Psaki said she hoped to have more details in the “coming days,” but would not offer any further information. Last week, the State Department admitted that additional negotiations were necessary in order to work out details missing from the interim agreement with Iran. The State Department has not said when the agreement, which stipulates a six-month period during which Iran slows down its nuclear development in exchange for limited sanctions relief, will take effect.
There is at least one sign, however, that the Iranian reports may not be altogether inaccurate. Undersecretary of State for Political Affairs Wendy Sherman, the chief American negotiator for the talks with Iran, does not have any major meetings publicly scheduled for this week. Instead, she is slated to attend “meetings and briefings” at the State Department, according to her published calendar, a highly unusual scheduling choice for the third most important official at the State Department.
There is recent precedent for such scheduling to indicate a desire to keep a slot open in the eventuality of important travel. Two weeks ago, Secretary of State John Kerry had a similar schedule for the days in which he was reported to have planned to travel to Israel, and then flew instead to Geneva to finalize the interim deal with Iran.
During a press briefing on Monday, Psaki confirmed that someone on Sherman’s “level” — but not necessarily Sherman — will attend a trilateral meeting on December 20 as part of the international talks on the Syrian civil war. But the State Department has been reluctant to offer details about the additional negotiations to scale down Iran’s nuclear program.
Discussing US-Iran relations, Psaki said that “broadly speaking, obviously we took a significant step forward with the first-step agreement on their nuclear program, but there are remaining concerns that we have, as you all are familiar with, whether it’s their involvement in support of the regime in Syria or humanitarian issues, and so that has not changed that.”
The State Department spokesperson was quizzed by reporters during the briefing over statements made by her predecessor, Victoria Nuland. In February, Nuland was asked if it was true or false that “that intermittently, and outside of the formal P5+1 mechanisms, the Obama administration, or members of it, have conducted direct secret bilateral talks with Iran.”

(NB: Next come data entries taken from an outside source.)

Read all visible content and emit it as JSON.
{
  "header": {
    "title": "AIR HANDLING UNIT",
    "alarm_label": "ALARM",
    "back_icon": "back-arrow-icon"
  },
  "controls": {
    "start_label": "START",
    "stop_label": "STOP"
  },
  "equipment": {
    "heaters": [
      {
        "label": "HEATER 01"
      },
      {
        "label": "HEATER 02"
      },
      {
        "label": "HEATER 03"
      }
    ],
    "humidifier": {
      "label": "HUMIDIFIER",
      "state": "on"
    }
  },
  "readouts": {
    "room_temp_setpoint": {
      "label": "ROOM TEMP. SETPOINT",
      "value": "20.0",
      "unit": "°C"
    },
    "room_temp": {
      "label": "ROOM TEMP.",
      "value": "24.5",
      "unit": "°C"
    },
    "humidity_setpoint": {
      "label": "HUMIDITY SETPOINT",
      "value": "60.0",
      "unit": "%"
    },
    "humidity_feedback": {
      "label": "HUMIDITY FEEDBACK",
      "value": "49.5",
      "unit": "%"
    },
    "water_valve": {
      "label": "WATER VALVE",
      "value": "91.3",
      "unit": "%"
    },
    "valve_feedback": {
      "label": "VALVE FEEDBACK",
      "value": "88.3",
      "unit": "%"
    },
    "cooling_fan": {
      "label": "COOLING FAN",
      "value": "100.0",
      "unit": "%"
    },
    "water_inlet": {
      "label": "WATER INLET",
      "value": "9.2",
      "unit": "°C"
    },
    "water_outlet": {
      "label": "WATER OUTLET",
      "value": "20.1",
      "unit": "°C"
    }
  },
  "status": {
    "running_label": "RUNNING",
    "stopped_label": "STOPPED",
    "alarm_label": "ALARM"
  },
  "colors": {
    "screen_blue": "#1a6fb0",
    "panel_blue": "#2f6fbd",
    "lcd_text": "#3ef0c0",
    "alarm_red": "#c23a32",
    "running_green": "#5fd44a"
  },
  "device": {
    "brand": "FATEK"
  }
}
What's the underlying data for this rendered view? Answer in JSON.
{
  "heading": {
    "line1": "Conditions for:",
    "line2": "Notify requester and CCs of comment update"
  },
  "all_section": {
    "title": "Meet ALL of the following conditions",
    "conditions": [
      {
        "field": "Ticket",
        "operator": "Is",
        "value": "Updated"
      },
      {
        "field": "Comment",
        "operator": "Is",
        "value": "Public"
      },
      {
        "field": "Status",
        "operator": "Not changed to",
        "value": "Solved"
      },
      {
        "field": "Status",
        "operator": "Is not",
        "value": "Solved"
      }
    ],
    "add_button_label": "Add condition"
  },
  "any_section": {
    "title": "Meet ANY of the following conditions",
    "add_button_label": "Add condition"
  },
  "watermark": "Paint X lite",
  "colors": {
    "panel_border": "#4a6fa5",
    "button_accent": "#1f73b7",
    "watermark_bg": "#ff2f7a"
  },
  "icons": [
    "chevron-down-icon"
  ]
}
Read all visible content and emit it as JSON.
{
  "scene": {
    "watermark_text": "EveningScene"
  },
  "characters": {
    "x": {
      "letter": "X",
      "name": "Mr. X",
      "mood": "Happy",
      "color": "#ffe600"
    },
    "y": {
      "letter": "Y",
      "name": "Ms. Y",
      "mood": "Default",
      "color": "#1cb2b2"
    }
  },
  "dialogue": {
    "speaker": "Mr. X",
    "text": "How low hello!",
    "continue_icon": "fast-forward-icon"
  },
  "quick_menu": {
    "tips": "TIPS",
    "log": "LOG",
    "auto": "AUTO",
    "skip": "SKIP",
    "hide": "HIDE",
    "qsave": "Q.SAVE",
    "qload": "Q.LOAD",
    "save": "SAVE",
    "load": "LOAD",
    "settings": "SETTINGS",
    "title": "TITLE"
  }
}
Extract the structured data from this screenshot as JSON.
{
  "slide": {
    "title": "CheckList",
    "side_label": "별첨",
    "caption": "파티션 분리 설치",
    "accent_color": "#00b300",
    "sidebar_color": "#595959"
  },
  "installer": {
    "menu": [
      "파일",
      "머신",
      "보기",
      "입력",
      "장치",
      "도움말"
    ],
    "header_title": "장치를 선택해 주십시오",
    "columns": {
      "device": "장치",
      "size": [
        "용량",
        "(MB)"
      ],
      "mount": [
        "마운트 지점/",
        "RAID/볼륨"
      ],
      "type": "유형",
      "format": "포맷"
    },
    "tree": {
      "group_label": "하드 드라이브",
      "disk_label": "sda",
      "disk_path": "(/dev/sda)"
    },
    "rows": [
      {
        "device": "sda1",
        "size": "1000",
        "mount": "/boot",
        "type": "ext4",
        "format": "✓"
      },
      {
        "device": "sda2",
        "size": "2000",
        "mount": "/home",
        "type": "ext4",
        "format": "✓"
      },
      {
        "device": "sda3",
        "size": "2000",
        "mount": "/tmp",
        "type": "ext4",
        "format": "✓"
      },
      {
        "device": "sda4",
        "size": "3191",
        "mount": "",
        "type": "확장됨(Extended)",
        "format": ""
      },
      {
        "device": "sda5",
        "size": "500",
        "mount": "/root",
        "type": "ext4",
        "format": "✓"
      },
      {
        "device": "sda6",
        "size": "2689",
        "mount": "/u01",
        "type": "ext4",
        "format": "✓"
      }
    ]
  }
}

At the time, Nuland denied that any such talks were underway outside of the P5+1 framework when in fact, it has since been revealed that intermittent bilateral talks between the US and Iran may date back to as early as 2011. The earliest date that the State Department has belatedly confirmed that secret talks were held with Iran in Oman was March 2013.
“I think there are times where diplomacy needs privacy in order to progress,” Psaki responded Monday to questions about Nuland’s denial. “This is a good example of that.”
Psaki would not confirm or deny that the secret talks had begun in 2011, instead responding that “we’ve long had ways to speak with the Iranians through a range of channels.”
The spokesperson was also pushed on statements made by Iranian Foreign Minister Mohammad Javad Zarif, in which he proclaimed the failure of sanctions by noting that when sanctions were initiated, Iran had 200 working centrifuges, whereas it now has over 19,000.
Psaki argued instead that “President Rouhani and others have talked about how… bringing an end to the sanctions is something that was a priority for them in order to help the economy and the Iranian people.”
In response to data indicating that around 70 percent of the Iranian centrifuges were installed during the first and second Obama administrations, Psaki responded that “we’re working towards a comprehensive agreement to bring an end to it.”